Winter sports that make the most of the snow and ice may be exciting, but they also tend to be among the most dangerous outdoor activities. These can lead to a variety of injuries, including everything from broken bones to concussions. The following winter activities are especially risky:
Nordic skiing provides a great workout and a winter version of runner’s high, but it can be even more fun when accompanied by man’s best friend. Skijoring brings dogs (and sometimes, horses) into the mix, with incorporated animals towing their human companions through the snow.
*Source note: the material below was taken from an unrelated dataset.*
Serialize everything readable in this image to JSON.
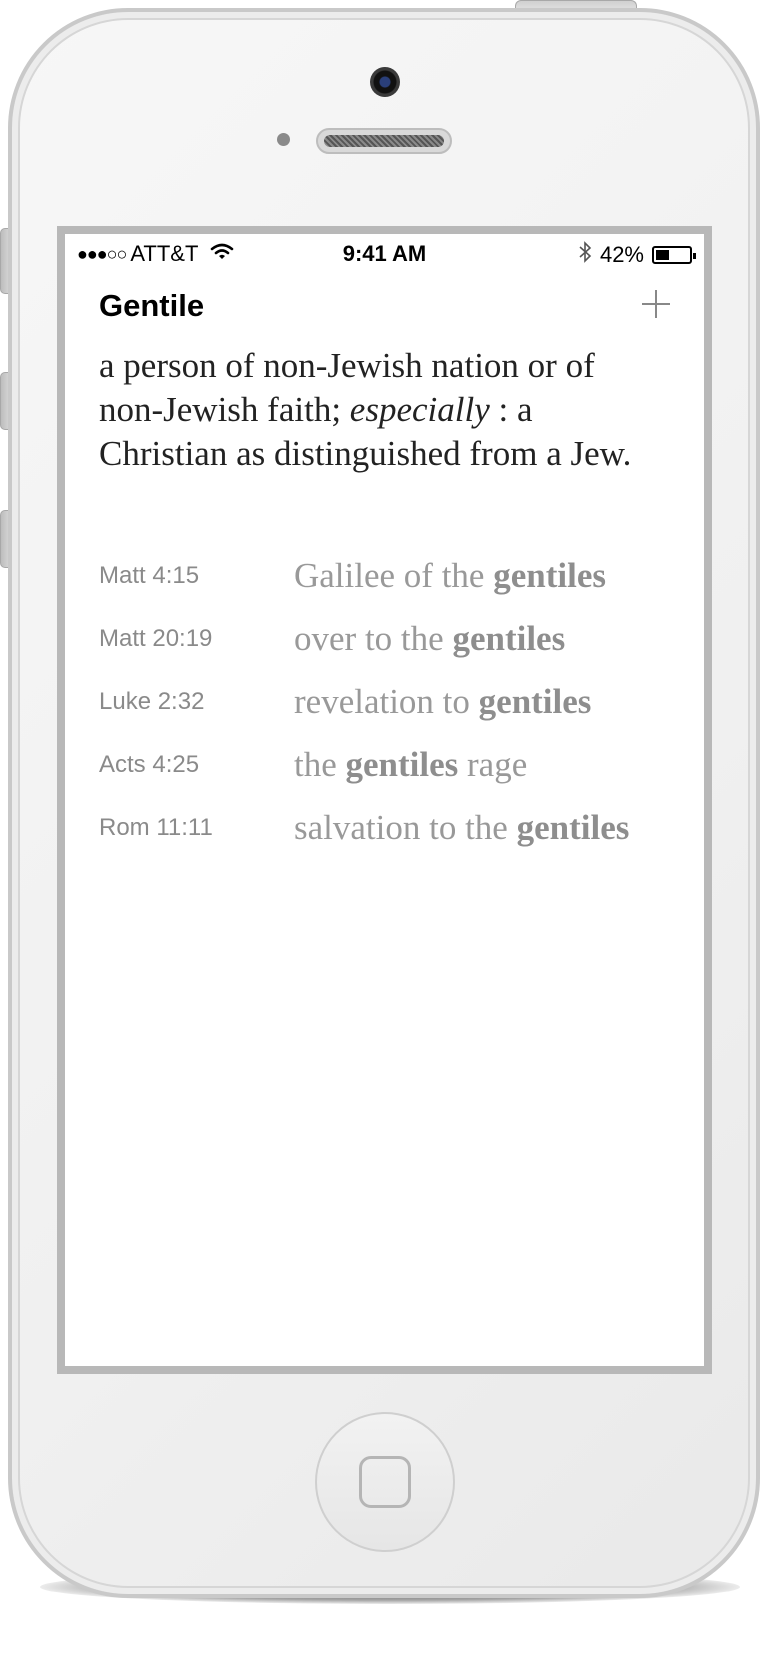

This can be exceedingly dangerous, as it combines all the usual risks of skiing with additional speed and potentially wayward animal behavior.
Downhill Ice Cross
Often referred to as Crashed Ice, this extreme support involves a steep slope in an urban environment, where speed skaters navigate sharp turns, major drops, and a variety of other obstacles while attempting to beat competitors to the finish line. Racers risk landing in the hospital with spinal injuries and severe leg fractures.
Like downhill ice cross, snocross involves an extreme track that is chock full of obstacles. This particular activity, however, takes place on a high-performance snowmobile, which may reach speeds of up to 60 miles per hour. Crashes could lead to traumatic brain injuries or severe spinal damage.
One of the deadliest winter activities, ice diving occurs, as its name suggests, under ice, with only one entry and exit point typically available. In winter conditions, regulators run the risk of failing. Even if all goes as planned during a dive, participants could suffer hypothermia or even be lost under the ice.